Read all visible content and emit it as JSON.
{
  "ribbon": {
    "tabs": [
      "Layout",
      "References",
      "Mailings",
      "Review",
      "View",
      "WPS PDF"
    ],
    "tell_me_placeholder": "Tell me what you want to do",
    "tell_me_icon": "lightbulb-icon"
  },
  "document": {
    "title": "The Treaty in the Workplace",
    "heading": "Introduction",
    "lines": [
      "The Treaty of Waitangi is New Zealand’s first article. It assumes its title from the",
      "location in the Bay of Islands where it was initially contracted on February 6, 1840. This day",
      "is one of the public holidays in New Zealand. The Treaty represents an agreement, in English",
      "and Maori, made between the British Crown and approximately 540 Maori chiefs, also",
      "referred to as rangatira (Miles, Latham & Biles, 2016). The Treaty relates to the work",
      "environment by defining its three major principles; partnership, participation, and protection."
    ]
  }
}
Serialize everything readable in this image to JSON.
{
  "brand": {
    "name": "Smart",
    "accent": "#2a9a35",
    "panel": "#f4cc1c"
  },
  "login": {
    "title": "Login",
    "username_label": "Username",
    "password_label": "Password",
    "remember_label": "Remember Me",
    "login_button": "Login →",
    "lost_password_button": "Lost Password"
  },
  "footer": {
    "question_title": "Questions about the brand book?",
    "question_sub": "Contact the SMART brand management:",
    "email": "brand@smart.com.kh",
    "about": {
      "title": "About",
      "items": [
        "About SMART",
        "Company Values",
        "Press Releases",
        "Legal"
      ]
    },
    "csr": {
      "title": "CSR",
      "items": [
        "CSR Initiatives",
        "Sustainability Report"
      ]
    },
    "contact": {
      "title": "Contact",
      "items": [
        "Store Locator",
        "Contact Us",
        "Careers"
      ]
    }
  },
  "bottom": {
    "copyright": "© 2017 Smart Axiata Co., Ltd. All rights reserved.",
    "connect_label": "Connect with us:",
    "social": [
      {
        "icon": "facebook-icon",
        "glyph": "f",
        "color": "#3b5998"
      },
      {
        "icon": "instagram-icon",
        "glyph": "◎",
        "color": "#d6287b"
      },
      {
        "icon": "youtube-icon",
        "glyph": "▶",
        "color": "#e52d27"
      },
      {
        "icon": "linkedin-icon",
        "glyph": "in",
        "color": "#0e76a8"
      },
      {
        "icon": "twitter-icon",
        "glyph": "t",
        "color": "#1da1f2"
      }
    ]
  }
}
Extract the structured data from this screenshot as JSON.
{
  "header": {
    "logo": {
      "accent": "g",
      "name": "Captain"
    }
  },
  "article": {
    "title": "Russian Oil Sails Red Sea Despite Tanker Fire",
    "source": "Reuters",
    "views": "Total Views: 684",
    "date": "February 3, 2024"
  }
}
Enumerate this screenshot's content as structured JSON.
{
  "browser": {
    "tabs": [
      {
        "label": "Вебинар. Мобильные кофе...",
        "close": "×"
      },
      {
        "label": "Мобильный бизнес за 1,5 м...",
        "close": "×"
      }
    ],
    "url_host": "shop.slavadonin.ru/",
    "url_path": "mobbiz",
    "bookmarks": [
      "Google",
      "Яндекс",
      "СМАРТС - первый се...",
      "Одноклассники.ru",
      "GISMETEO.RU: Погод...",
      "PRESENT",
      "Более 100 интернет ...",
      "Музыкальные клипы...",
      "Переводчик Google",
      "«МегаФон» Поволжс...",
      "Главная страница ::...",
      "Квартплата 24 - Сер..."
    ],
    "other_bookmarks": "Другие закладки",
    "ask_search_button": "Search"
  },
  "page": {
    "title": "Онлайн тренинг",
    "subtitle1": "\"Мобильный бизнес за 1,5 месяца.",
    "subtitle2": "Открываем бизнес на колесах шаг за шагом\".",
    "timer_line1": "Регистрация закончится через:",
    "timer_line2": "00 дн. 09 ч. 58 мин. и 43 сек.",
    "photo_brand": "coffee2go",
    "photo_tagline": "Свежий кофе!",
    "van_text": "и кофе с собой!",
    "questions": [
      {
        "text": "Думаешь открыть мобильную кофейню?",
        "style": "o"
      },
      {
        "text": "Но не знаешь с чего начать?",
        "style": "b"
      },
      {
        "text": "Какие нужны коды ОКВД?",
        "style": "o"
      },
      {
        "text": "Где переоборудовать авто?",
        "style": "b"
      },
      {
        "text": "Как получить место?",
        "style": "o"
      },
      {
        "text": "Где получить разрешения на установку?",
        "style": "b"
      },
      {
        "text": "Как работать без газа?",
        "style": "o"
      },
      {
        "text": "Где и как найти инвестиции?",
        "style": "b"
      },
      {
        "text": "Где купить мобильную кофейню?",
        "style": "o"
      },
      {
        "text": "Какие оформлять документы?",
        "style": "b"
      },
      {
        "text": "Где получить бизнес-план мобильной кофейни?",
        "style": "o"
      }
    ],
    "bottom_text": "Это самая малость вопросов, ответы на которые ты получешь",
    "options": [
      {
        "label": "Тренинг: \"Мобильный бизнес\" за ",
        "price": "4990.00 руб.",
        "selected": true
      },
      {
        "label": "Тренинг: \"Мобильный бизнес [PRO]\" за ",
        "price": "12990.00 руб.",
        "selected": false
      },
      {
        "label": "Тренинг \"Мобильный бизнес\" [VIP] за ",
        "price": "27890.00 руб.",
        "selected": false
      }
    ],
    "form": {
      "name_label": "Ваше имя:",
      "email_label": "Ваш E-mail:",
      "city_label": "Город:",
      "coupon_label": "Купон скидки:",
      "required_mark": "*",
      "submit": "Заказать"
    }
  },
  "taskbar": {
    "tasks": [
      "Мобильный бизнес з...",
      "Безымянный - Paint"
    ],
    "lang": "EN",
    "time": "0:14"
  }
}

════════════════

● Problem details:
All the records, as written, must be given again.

● Output below:
Read all visible content and emit it as JSON.
{
  "ribbon": {
    "tabs": [
      "Layout",
      "References",
      "Mailings",
      "Review",
      "View",
      "WPS PDF"
    ],
    "tell_me_placeholder": "Tell me what you want to do",
    "tell_me_icon": "lightbulb-icon"
  },
  "document": {
    "title": "The Treaty in the Workplace",
    "heading": "Introduction",
    "lines": [
      "The Treaty of Waitangi is New Zealand’s first article. It assumes its title from the",
      "location in the Bay of Islands where it was initially contracted on February 6, 1840. This day",
      "is one of the public holidays in New Zealand. The Treaty represents an agreement, in English",
      "and Maori, made between the British Crown and approximately 540 Maori chiefs, also",
      "referred to as rangatira (Miles, Latham & Biles, 2016). The Treaty relates to the work",
      "environment by defining its three major principles; partnership, participation, and protection."
    ]
  }
}
Serialize everything readable in this image to JSON.
{
  "brand": {
    "name": "Smart",
    "accent": "#2a9a35",
    "panel": "#f4cc1c"
  },
  "login": {
    "title": "Login",
    "username_label": "Username",
    "password_label": "Password",
    "remember_label": "Remember Me",
    "login_button": "Login →",
    "lost_password_button": "Lost Password"
  },
  "footer": {
    "question_title": "Questions about the brand book?",
    "question_sub": "Contact the SMART brand management:",
    "email": "brand@smart.com.kh",
    "about": {
      "title": "About",
      "items": [
        "About SMART",
        "Company Values",
        "Press Releases",
        "Legal"
      ]
    },
    "csr": {
      "title": "CSR",
      "items": [
        "CSR Initiatives",
        "Sustainability Report"
      ]
    },
    "contact": {
      "title": "Contact",
      "items": [
        "Store Locator",
        "Contact Us",
        "Careers"
      ]
    }
  },
  "bottom": {
    "copyright": "© 2017 Smart Axiata Co., Ltd. All rights reserved.",
    "connect_label": "Connect with us:",
    "social": [
      {
        "icon": "facebook-icon",
        "glyph": "f",
        "color": "#3b5998"
      },
      {
        "icon": "instagram-icon",
        "glyph": "◎",
        "color": "#d6287b"
      },
      {
        "icon": "youtube-icon",
        "glyph": "▶",
        "color": "#e52d27"
      },
      {
        "icon": "linkedin-icon",
        "glyph": "in",
        "color": "#0e76a8"
      },
      {
        "icon": "twitter-icon",
        "glyph": "t",
        "color": "#1da1f2"
      }
    ]
  }
}
Extract the structured data from this screenshot as JSON.
{
  "header": {
    "logo": {
      "accent": "g",
      "name": "Captain"
    }
  },
  "article": {
    "title": "Russian Oil Sails Red Sea Despite Tanker Fire",
    "source": "Reuters",
    "views": "Total Views: 684",
    "date": "February 3, 2024"
  }
}
Enumerate this screenshot's content as structured JSON.
{
  "browser": {
    "tabs": [
      {
        "label": "Вебинар. Мобильные кофе...",
        "close": "×"
      },
      {
        "label": "Мобильный бизнес за 1,5 м...",
        "close": "×"
      }
    ],
    "url_host": "shop.slavadonin.ru/",
    "url_path": "mobbiz",
    "bookmarks": [
      "Google",
      "Яндекс",
      "СМАРТС - первый се...",
      "Одноклассники.ru",
      "GISMETEO.RU: Погод...",
      "PRESENT",
      "Более 100 интернет ...",
      "Музыкальные клипы...",
      "Переводчик Google",
      "«МегаФон» Поволжс...",
      "Главная страница ::...",
      "Квартплата 24 - Сер..."
    ],
    "other_bookmarks": "Другие закладки",
    "ask_search_button": "Search"
  },
  "page": {
    "title": "Онлайн тренинг",
    "subtitle1": "\"Мобильный бизнес за 1,5 месяца.",
    "subtitle2": "Открываем бизнес на колесах шаг за шагом\".",
    "timer_line1": "Регистрация закончится через:",
    "timer_line2": "00 дн. 09 ч. 58 мин. и 43 сек.",
    "photo_brand": "coffee2go",
    "photo_tagline": "Свежий кофе!",
    "van_text": "и кофе с собой!",
    "questions": [
      {
        "text": "Думаешь открыть мобильную кофейню?",
        "style": "o"
      },
      {
        "text": "Но не знаешь с чего начать?",
        "style": "b"
      },
      {
        "text": "Какие нужны коды ОКВД?",
        "style": "o"
      },
      {
        "text": "Где переоборудовать авто?",
        "style": "b"
      },
      {
        "text": "Как получить место?",
        "style": "o"
      },
      {
        "text": "Где получить разрешения на установку?",
        "style": "b"
      },
      {
        "text": "Как работать без газа?",
        "style": "o"
      },
      {
        "text": "Где и как найти инвестиции?",
        "style": "b"
      },
      {
        "text": "Где купить мобильную кофейню?",
        "style": "o"
      },
      {
        "text": "Какие оформлять документы?",
        "style": "b"
      },
      {
        "text": "Где получить бизнес-план мобильной кофейни?",
        "style": "o"
      }
    ],
    "bottom_text": "Это самая малость вопросов, ответы на которые ты получешь",
    "options": [
      {
        "label": "Тренинг: \"Мобильный бизнес\" за ",
        "price": "4990.00 руб.",
        "selected": true
      },
      {
        "label": "Тренинг: \"Мобильный бизнес [PRO]\" за ",
        "price": "12990.00 руб.",
        "selected": false
      },
      {
        "label": "Тренинг \"Мобильный бизнес\" [VIP] за ",
        "price": "27890.00 руб.",
        "selected": false
      }
    ],
    "form": {
      "name_label": "Ваше имя:",
      "email_label": "Ваш E-mail:",
      "city_label": "Город:",
      "coupon_label": "Купон скидки:",
      "required_mark": "*",
      "submit": "Заказать"
    }
  },
  "taskbar": {
    "tasks": [
      "Мобильный бизнес з...",
      "Безымянный - Paint"
    ],
    "lang": "EN",
    "time": "0:14"
  }
}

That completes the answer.